Scobie says the company is in discussions with five of the DNOs, but talks with Scottish Power Energy Networks – and another network south of the border – are probably the most advanced.
However, the company says its first deployments will be with Amp in overseas markets next year. In the UK, it will make use of the Power Networks Demonstration Centre in Glasgow to optimise design architecture for UK grids before moving into commercial trials.
Should those trials prove successful, there are no regulatory barriers to deploying Faraday Exchangers, says Richard Dowling, the company’s head of government affairs and chief economist.
“One of the design characteristics [of the Faraday Grid] is that it can be built on individual basis and can therefore solve very localised problems. For example, in an area with a lot of rooftop PV, the local utility may be struggling to control voltage. You can put a Faraday Exchanger in that location while being compatible within the existing grid,” says Dowling.

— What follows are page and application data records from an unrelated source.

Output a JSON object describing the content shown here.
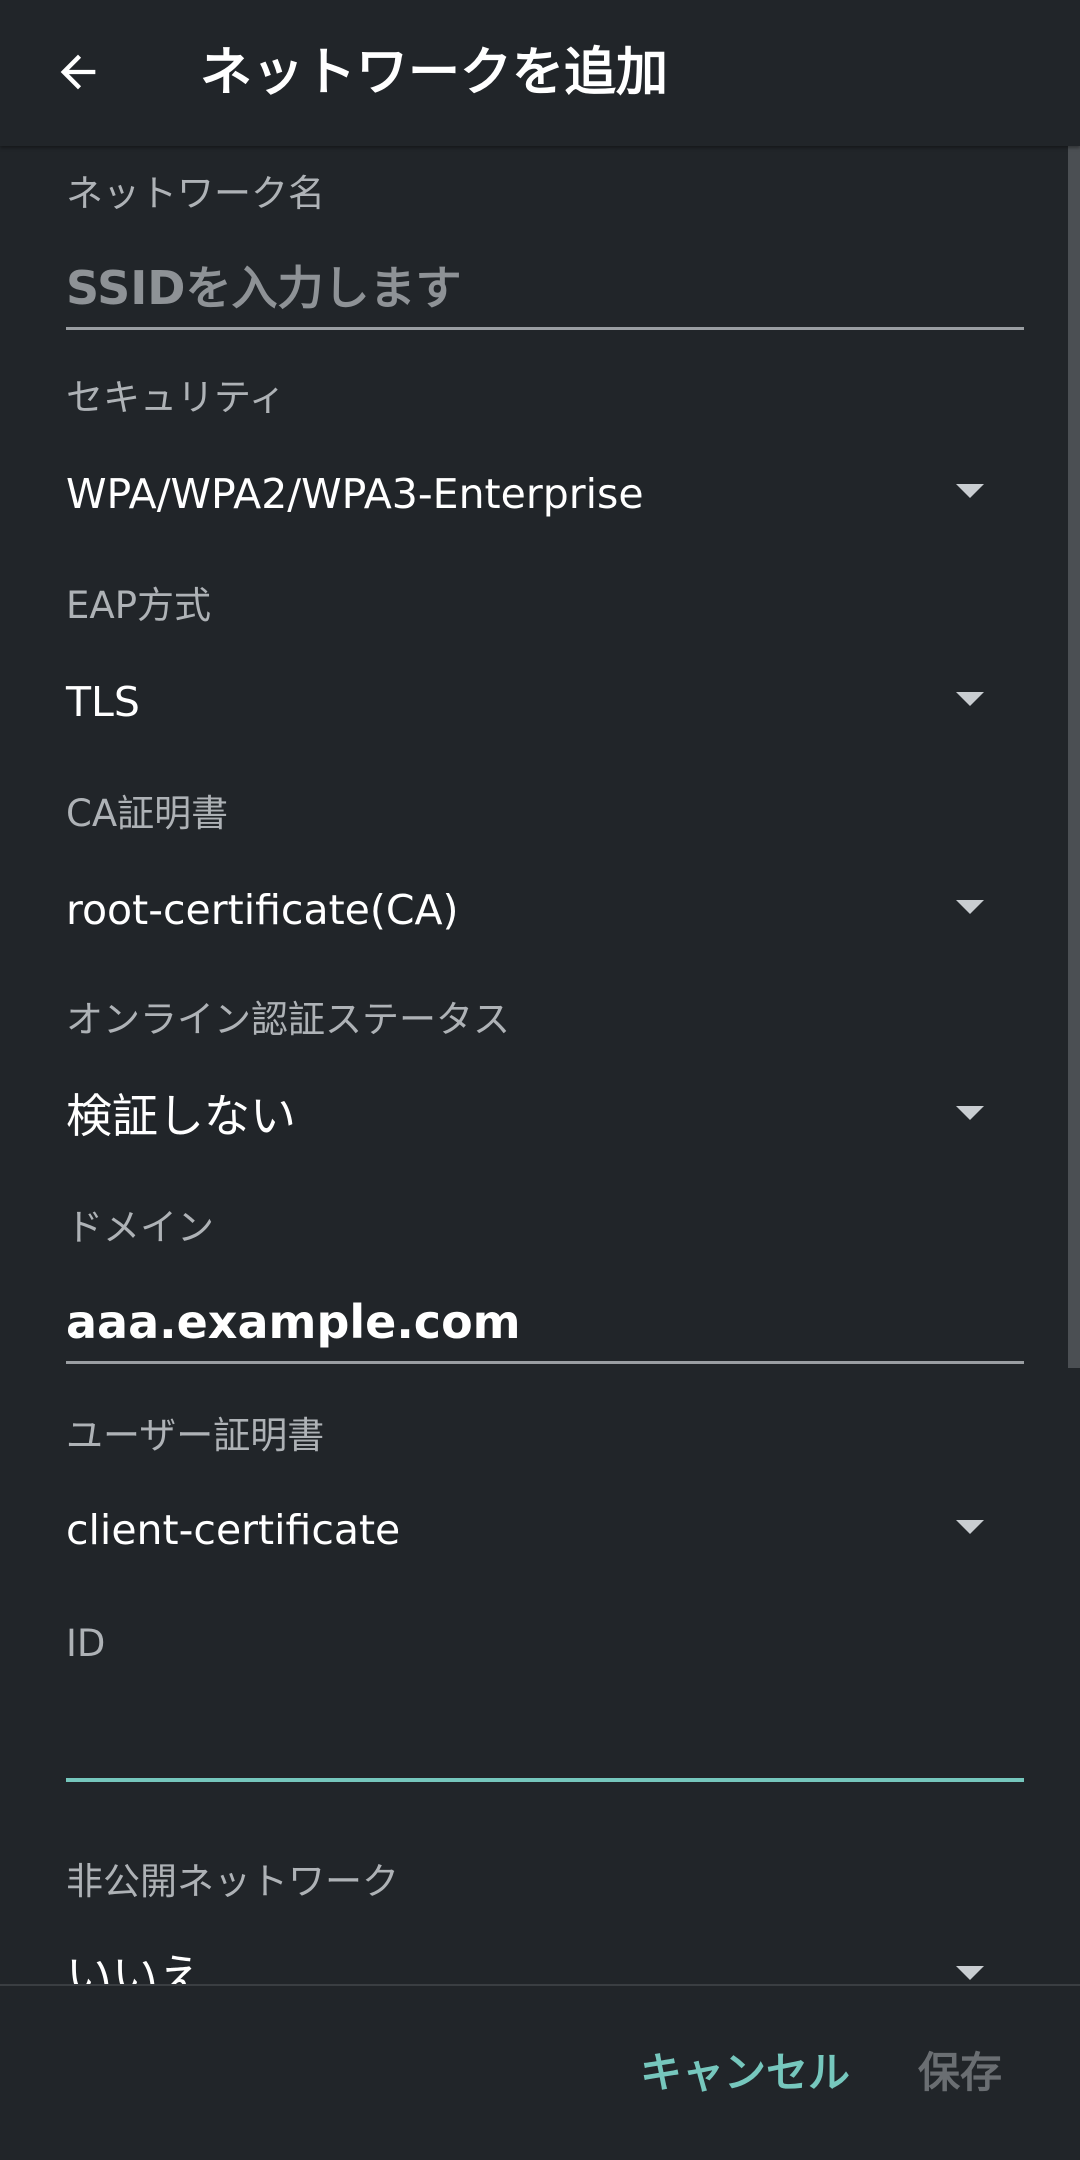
{
  "header": {
    "title": "ネットワークを追加"
  },
  "fields": {
    "network_name": {
      "label": "ネットワーク名",
      "placeholder": "SSIDを入力します"
    },
    "security": {
      "label": "セキュリティ",
      "value": "WPA/WPA2/WPA3-Enterprise"
    },
    "eap": {
      "label": "EAP方式",
      "value": "TLS"
    },
    "ca_cert": {
      "label": "CA証明書",
      "value": "root-certificate(CA)"
    },
    "online_status": {
      "label": "オンライン認証ステータス",
      "value": "検証しない"
    },
    "domain": {
      "label": "ドメイン",
      "value": "aaa.example.com"
    },
    "user_cert": {
      "label": "ユーザー証明書",
      "value": "client-certificate"
    },
    "identity": {
      "label": "ID",
      "value": ""
    },
    "hidden_network": {
      "label": "非公開ネットワーク",
      "value": "いいえ"
    }
  },
  "buttons": {
    "cancel": "キャンセル",
    "save": "保存"
  },
  "colors": {
    "background": "#212529",
    "accent": "#76c7bd",
    "label": "#aeb2b6",
    "disabled": "#6a6e72"
  },
  "icons": {
    "back": "arrow-left-icon",
    "dropdown": "chevron-down-icon"
  }
}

“So it does not require any regulatory amendment for us to roll out the technology, which is fundamental to the approach we have taken.”
Equally, removing the requirement for a large software layer by making the Exchangers intelligent, removes the cost and scalability problems that have scuppered attempts to rollout smart grids in the past, Dowling adds.
“It allows utilities to iterate our technology, which receives all the information it needs to self-manage from the electricity signal itself.”
What they say:
“We are fundamentally a change to the common denominator of the energy system. We, in a sense, come from the future. Our backgrounds are in energy systems and complex manufacturing systems globally,” says CEO Andrew Scobie.
“We identified in our Australian utility clients that there was a very substantial problem in the physics and economics of the energy systems brought about by competing political agendas [the trilemma of affordability, security of supply and decarbonisation].
“The utilities sector in Australia has suffered in recent times, with four recent grid crashes. We worked with very large utilities over periods of time and while we could see the problem, none of the existing technology pathways could solve it, either technically or economically.
“Most people focus on intermittency. But at least half of the problem is physics, maintaining system balance, which is not about intermittency – it is volatility that knocks over grids. So to enable all of the other solutions that are imperative to our future, you must first solve energy system stability.
“The Faraday Grid is designed to solve that … and so far, every door that we have knocked upon is open.”
Emergent trading platform
Faraday Grid is also building a transactional platform called Emergent, which is designed to sit on top of its smart grid and enable dynamic trading to help balance the grid using price signals. The firm believes this will complement its grid architecture by engaging consumers and generators and enabling them to trade power using dynamic pricing.
According to company literature, it is “a system of control that balances supply and demand across the entire energy system, using price as the key operational mechanism.”